The number of virgins thus collected for the king's approbation, amounted to four hundred; who were brought by turns to his bed, and in the morning reftored to the care of the eunuchs, till his choice fhould be made. But when, in the courfe of the rotation, Efther became his companion for the night, he was fo tranfported with her perfonal charms, and engaging demeanour, that he gave her the preference to all the others, and made her his wife. Their nuptials were accordingly celebrated in the prefence of his principal nobility, before whom he himself placed the crown on her head; and an entertainment and public rejoicings followed, which lafted a month. So intoxicated was Ahasuerus with the felicity he enjoyed, that he made no enquiry relative to the country or extraction of his fair bride.
Upon this unexpected elevation of Esther, her uncle Mordecai removed from Babylon to Sufa, where he often waited at the gate of the palace, in hopes of being able fometimes to obtain a fight of his much-loved

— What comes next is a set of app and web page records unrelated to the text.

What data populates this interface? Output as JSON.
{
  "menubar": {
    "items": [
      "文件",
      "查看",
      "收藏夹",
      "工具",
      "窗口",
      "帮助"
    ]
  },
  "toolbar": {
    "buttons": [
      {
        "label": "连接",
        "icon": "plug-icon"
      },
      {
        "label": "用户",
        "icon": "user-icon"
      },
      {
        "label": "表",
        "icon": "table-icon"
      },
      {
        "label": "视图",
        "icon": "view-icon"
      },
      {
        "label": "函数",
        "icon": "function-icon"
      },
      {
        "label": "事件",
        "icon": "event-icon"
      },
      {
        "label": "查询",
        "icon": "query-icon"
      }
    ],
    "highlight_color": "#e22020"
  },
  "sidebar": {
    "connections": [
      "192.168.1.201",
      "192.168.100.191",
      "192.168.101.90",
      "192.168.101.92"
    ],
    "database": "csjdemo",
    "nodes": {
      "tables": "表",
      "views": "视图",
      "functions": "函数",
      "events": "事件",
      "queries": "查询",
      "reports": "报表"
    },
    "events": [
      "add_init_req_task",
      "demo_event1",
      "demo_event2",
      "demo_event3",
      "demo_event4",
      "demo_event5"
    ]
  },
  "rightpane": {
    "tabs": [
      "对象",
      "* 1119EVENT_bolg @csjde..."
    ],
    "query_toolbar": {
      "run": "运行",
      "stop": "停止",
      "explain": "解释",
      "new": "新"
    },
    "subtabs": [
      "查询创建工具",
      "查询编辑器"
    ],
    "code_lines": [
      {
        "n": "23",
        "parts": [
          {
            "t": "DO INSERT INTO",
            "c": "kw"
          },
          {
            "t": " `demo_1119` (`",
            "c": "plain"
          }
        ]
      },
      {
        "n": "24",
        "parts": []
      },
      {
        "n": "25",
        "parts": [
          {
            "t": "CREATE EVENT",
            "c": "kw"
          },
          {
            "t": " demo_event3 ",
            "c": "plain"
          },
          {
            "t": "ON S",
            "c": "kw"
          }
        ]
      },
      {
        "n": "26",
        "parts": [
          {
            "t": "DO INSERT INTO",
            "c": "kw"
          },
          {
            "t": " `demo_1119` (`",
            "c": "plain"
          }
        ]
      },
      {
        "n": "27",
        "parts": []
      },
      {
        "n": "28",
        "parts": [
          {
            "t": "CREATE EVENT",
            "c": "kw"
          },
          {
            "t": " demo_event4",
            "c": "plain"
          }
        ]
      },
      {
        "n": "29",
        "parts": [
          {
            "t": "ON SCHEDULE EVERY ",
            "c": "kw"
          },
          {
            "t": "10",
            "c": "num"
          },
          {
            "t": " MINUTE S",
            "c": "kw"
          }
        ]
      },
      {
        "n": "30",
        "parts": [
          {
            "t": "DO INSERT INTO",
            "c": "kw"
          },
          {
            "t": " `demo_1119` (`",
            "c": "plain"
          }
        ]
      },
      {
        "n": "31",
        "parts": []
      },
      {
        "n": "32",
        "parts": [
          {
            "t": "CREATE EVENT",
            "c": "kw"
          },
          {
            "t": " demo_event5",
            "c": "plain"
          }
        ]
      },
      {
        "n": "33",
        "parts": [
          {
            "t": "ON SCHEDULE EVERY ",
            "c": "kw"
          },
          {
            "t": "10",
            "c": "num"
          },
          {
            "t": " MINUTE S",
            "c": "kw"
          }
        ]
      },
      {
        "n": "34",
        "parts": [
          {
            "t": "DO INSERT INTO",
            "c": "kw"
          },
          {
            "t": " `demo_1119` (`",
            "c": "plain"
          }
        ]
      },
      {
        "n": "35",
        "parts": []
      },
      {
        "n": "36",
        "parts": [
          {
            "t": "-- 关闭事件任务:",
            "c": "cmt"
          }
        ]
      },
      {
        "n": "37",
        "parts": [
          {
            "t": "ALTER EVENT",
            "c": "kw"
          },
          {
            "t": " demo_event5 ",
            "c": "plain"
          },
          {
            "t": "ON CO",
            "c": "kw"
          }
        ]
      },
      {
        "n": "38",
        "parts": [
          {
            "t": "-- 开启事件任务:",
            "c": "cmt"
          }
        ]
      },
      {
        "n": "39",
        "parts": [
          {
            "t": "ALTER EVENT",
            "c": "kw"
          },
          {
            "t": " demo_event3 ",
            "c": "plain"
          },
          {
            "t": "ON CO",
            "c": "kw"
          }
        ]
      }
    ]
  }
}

niece, and that he might the more readily hear of her welfare.
About this time Ahafuerus paffed an ordinance, importing, that none of his houfehold fhould prefume to approach his prefence while he was feated on his throne, and engaged in the administration of justice, on forfeiture of their lives. As the king then ufually fat with a golden fceptre in his hand, unless that was extended to the perfons offending, and they were permitted to kifs it, nothing could exempt them from the penalty.
It happened, not long after, that two of the chamberlains, or eunuchs, whofe names were Bigthan and Terefh, entered into a confpiracy against the person of their royal mafter. Barnabarus, a fervant to one of the confpirators, who was a Jew by extraction, discovered this treachery to Mordecai the queen's uncle; and, through the medium of Efther, the king was apprifed of his danger. Enquiry was accordingly made into the affair, and the traitors being convicted, fuffered for their crime. For this fervice Mordecai received no other reward than that of having the transaction entered in the records
of the flate, and being allowed the privilege of admission to the palace, on the fame footing as the domeftics.
An Amalekite, of the name of Haman, had now become the favourite of Ahafuerus; and, as the favourites of monarchs ufually do, he thought himself entitled to the moft fervile adulation from all beneath him. So that whoever happened to be in his way, as he paffed and repaffed to and from the royal prefence, paid him the most profound reverence. Mordecai alone ftood excepted. Ceremonies of this nature being contrary to the practice of his nation, he refufed to pay Haman that fubmiffion which others did. The favourite's offended pride took fire at this neglect, and he determined to avenge himself, not only of Mordecai, but to extend his vengeance to all the captive Jews; a people peculiarly difguftful to the Amalekites, that nation having formerly been fubdued, and nearly exterminated by the children of Ifrael.
In order to effect this purpofe, he endeavoured to prejudice the king against them, by infinuating, as opportunity offered, that they were unfociable, and fingular in their